Your instructions: Look through the data that follows and work out how many lines contain the string "Rate". Nothing but that number should be given.

══ Data extract

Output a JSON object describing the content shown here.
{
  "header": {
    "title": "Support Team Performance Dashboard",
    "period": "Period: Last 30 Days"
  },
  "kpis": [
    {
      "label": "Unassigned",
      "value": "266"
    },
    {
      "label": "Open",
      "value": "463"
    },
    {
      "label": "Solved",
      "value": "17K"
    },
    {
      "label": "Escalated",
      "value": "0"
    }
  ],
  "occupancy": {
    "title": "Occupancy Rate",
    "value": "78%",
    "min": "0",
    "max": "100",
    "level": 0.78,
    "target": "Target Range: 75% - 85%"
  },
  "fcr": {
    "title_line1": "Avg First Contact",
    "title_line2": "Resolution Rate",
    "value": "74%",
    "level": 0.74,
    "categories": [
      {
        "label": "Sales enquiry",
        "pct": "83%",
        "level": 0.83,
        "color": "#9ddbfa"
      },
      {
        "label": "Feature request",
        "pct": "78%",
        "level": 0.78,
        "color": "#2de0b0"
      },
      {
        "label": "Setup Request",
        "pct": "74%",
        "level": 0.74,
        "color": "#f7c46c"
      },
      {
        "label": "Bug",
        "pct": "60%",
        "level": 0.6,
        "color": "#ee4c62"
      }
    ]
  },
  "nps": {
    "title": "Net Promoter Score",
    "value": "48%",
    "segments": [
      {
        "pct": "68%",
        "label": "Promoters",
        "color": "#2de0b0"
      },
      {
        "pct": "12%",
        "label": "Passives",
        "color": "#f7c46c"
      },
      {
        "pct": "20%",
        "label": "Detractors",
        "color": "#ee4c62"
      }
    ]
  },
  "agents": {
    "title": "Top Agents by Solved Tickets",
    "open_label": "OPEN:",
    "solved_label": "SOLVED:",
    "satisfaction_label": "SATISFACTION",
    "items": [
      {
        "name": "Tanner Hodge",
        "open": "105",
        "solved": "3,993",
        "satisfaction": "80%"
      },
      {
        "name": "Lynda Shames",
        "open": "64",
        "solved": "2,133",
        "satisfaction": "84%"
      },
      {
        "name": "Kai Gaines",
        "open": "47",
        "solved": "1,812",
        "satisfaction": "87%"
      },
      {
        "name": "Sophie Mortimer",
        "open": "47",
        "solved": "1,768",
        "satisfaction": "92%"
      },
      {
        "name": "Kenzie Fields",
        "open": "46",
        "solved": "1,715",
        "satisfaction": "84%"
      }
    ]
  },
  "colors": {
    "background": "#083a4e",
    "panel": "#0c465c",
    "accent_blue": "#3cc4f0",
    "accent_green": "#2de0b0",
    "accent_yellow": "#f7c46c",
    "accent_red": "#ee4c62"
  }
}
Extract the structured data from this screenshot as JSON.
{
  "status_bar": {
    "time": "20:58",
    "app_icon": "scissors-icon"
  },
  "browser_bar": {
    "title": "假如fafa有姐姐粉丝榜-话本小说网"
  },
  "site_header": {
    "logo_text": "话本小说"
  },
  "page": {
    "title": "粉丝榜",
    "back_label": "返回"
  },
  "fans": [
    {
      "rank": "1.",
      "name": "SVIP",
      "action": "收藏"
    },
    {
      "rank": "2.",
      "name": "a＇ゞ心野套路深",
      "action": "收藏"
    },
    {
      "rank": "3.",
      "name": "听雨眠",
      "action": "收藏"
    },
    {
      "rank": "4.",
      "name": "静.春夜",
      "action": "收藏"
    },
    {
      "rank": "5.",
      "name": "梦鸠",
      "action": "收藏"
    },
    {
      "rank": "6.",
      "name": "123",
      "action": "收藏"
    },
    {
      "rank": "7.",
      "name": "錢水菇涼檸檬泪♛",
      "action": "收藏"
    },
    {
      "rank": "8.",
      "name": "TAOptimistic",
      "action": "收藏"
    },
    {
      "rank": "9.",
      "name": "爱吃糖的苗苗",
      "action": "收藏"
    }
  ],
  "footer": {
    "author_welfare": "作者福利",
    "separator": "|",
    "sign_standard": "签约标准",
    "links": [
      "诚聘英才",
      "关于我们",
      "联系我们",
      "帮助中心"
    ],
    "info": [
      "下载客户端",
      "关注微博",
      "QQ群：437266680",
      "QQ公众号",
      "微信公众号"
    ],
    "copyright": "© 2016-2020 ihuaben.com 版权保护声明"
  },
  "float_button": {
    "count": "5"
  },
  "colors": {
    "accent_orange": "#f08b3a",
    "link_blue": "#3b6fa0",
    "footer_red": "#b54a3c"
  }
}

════

Exercise solution: 2